Warrington – Bridging the Gap (4 of 6)

Warrington – Bridging the Gap. Blog 4 of 6 in this series about business in the Northwest of England

Since ancient times, Warrington has been significant as the lowest bridging point of the river Mersey, having the bridge on the river closest to the sea. There has been a large settlement on the site since Roman times, and in the Middle Ages the town’s market was large and important, drawing trade from the wide hinterland towards the Mersey estuary. Despite its proximity to Manchester, Liverpool and the Trafford Centre retail park, Warrington maintains a thriving retail sector and is one of the largest shopping centres in the Northwest. In 1993, two bombs planted by the IRA in the centre of town caused significant damage to the high street and retail economy, as well as killing two young children. This event was one of the turning points for public opinion in England, Wales and Scotland against the IRA.

Business In NW Warrington(resize)

Like many towns and cities in the Northwest, Warrington expanded rapidly during the industrial revolution when it was particularly important for the manufacture of steel wire. In addition to this, it developed a reputation for brewing, tanning and chemical production. There is still a large Unilever plant in the town today. Although much of the heavy industry on which it relied during the early part of the century declined through the 1970s and 80s, Warrington continued to thrive, in part due to its designation as a ‘New Town’ in 1968. This brought a swathe of new development and a population increase as people relocated from the larger (and declining) urban centres of Liverpool and Manchester.

Aside from its bridging position on the river, the town is well situated for trade within the North-West region. It sits at the intersection of the West-Coast mainline, which connects London to Glasgow and lines between Liverpool, Manchester and North Wales. It is bordered, too, by three motorways (M62, M6 and M56) and sits mid-way between Liverpool and Manchester international airports. The Manchester ship canal runs through the town to the south through a network of three swing bridges and, although there is little traffic through there at the moment, with the development of the Port Salford Project [link to Manchester blog], this could change in the near future.

As is the case with most urban centres in the West, Warrington’s service industry is strong, accounting for some 75% of its gross value added in 2010. The strongest sector is retail with two large shopping malls, an indoor market and retail districts around Buttermarket Street, Horsemarket Street, Sankey Street and Bridge Street, and a number of out-of-town sites too.
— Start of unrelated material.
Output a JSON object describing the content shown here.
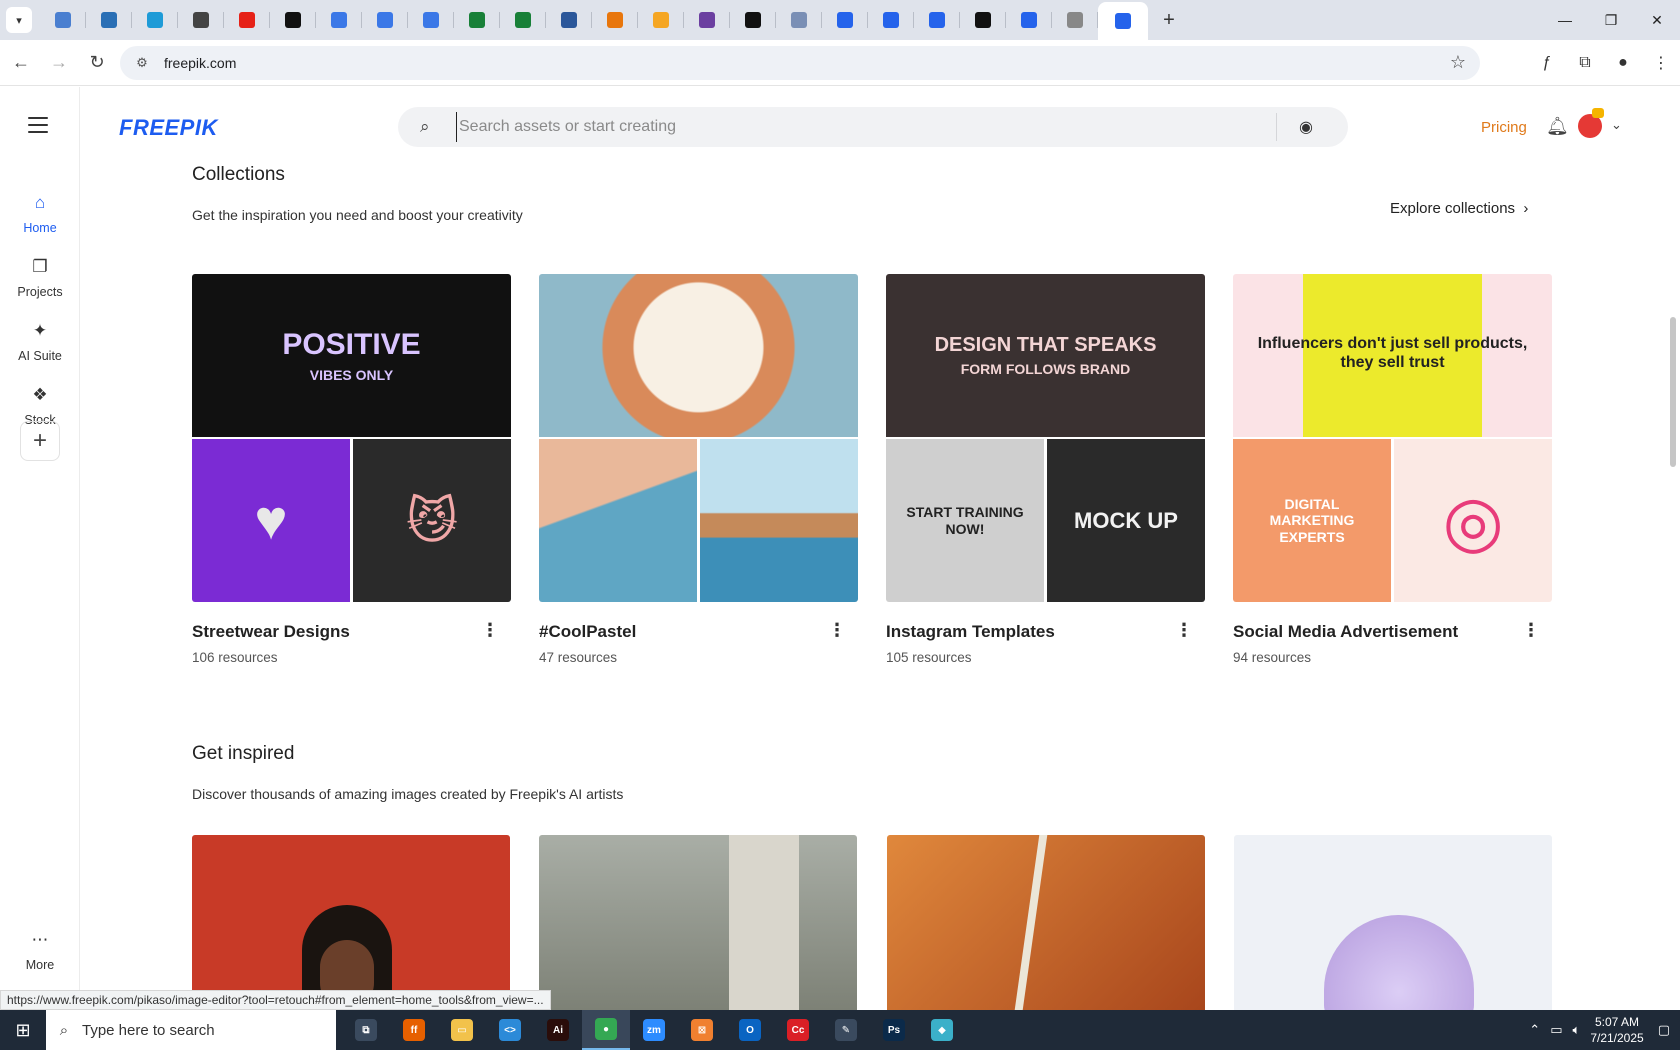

Swedish furniture giant Ikea chose Warrington to site their first UK store, which continues to be one of only fifteen stores in the UK. I’m sure I’m not the only one who remembers driving all the way from Manchester on a ‘family day out’ to visit it.

Warrington’s status as a major economic centre in the Northwest looks set to continue well into this century. The £1bn Omega Business Park Development, due for phased completion over the next thirty years will provide a stimulus to retail, manufacturing, service and leisure sectors with the creation of some 24,000 jobs. A new junction (8) of the M62 has already been added, with companies like Brakes, Hermes and Travis Perkins already earmarking large plots within it.

An effective bridge between the dominant urban centres of Liverpool and Manchester, Warrington has ridden out the decline of heavy industry in the North better than most and survives now as a thriving shopping town with a solid services sector. Planned development will support growing leisure and distribution industries and may even serve to reinvigorate growth in manufacturing.

Pointers

  • Warrington has historically been significant as the lowest bridging point of the River Mersey
  • The town expanded rapidly during the industrial revolution when it was important for the manufacture of steel wire
  • It also developed a reputation for brewing, tanning and chemical production. There is still a large Unilever plant in the town today
  • Although much of the heavy industry on which it relied declined through the 1970s and 80s, Warrington continued to thrive, in part due to its designation as a ‘New Town’ in 1968
  • This brought new development and a population increase as people relocated from the larger (and declining) urban centres of Liverpool and Manchester
  • Despite its proximity to Manchester, Liverpool and the Trafford Centre retail park, Warrington maintains a thriving retail sector and is one of the largest shopping centres in the Northwest
  • It is home to two large shopping malls, an indoor market and retail districts and a number of out-of-town sites
  • The town boasts excellent transport links; it sits at the intersection of the West-Coast mainline, is bordered by three motorways and sits mid-way between Liverpool and Manchester international airports
  • Warrington’s service industry is strong, accounting for 75 per cent of its gross value added in 2010
  • The £1bn Omega Business Park Development at J8 of the M62 will boost the retail, manufacturing, service and leisure sectors in Warrington, and create 24,000 jobs

Apr 14, 2015